Though these Polaroids were never really meant to be shown, they’ve been exhibited extensively over the past few years in museums from Los Angeles to Poughkeepsie, and a strong selection is now on view at the new Polaroid Museum in Las Vegas. As with most Warhol ephemera, they’re riveting, the postmodern equivalent of Michelangelo’s preparatory drawings. (Whereas Michelangelo is unmistakably present even when depicting Adam or Jesus, Warhol is mysteriously absent even in his self-portraits.)
Pressing the shutter over and over, Warhol becomes part of the camera’s mechanism. He can’t mess up because the camera won’t let him. And that has an unexpected effect. As he explained it, “all my images are the same, but very different at the same time.” His mechanistic repetitiveness coaxed his subjects to reveal different facets of themselves, as if they were alone in a photobooth (a method he used, incidentally, before the Big Shot was invented). That’s why so many of his Polaroids of socialites and celebrities have the intimacy of selfies.
And the silkscreens he made from them? Always keen to please his clients – who paid him $25,000 for a portrait – he was careful to touch up any human blemish. Warhol’s ’70s and ’80s silkscreens are mechanization incarnate, the perfectly boring product of industrial logic.
Una de las mayores fascinaciones y pasiones de Warhol era la fotografía, la cual combinaba con la pintura y las diferentes instalaciones. En su acervo, se encuentra una gran colección de fotografías tomadas con una sencilla cámara polaroid, en donde un gran número de celebridades de los setentas y ochentas posaban para la lente del artista.
De una manera natural y sin retoques, Ali, Johnny Cash, John Lennon y Jim Morrison se sumaban a la fila de retratos que formarían parte del arte pop que actualmente es representativo de la cultura pop. Entre las obras menos conocidas de Warhol se encuentran un sinfín de retratos de celebridades, pero además también se dedicaba a retratar a personas comunes, en especiales a personas que se dedicaban al surf.
En una exhibición de más de 250 imágenes se presentó por primera vez en el Museo Nasher de la Universidad de Duke en 2010. La fotos mostraban a íconos como Mick Jagger, John Lennon, Yoko Ono, Debbie Harry, Dolly Parton, Jean-Michel Basquiat, Diane Von Furstenberg, Muhammad Ali, Liza Minelly y al mismo Warhol vestido y maquillado como mujer.

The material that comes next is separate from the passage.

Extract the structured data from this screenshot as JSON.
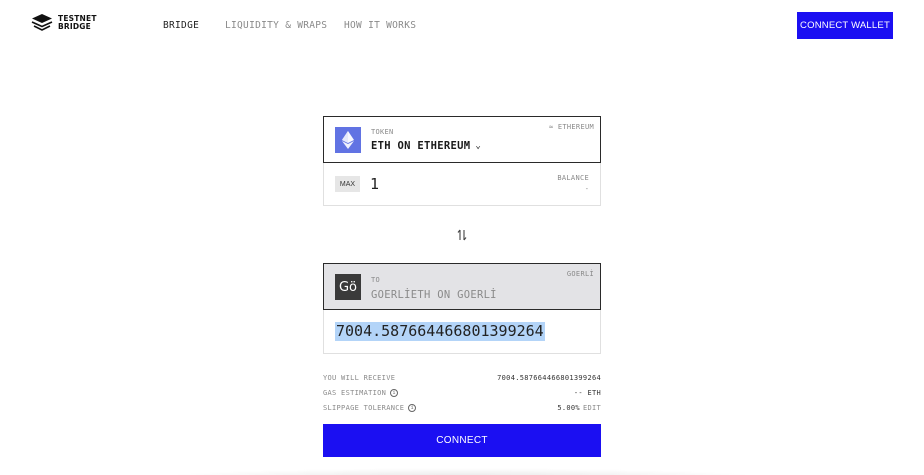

A pesar de que Warhol siempre proclamó su amor por la fotografía, estas polaroids no salen a la luz frecuentemente y son un vistazo más a la carrera de uno de los artistas más relevantes del siglo XX.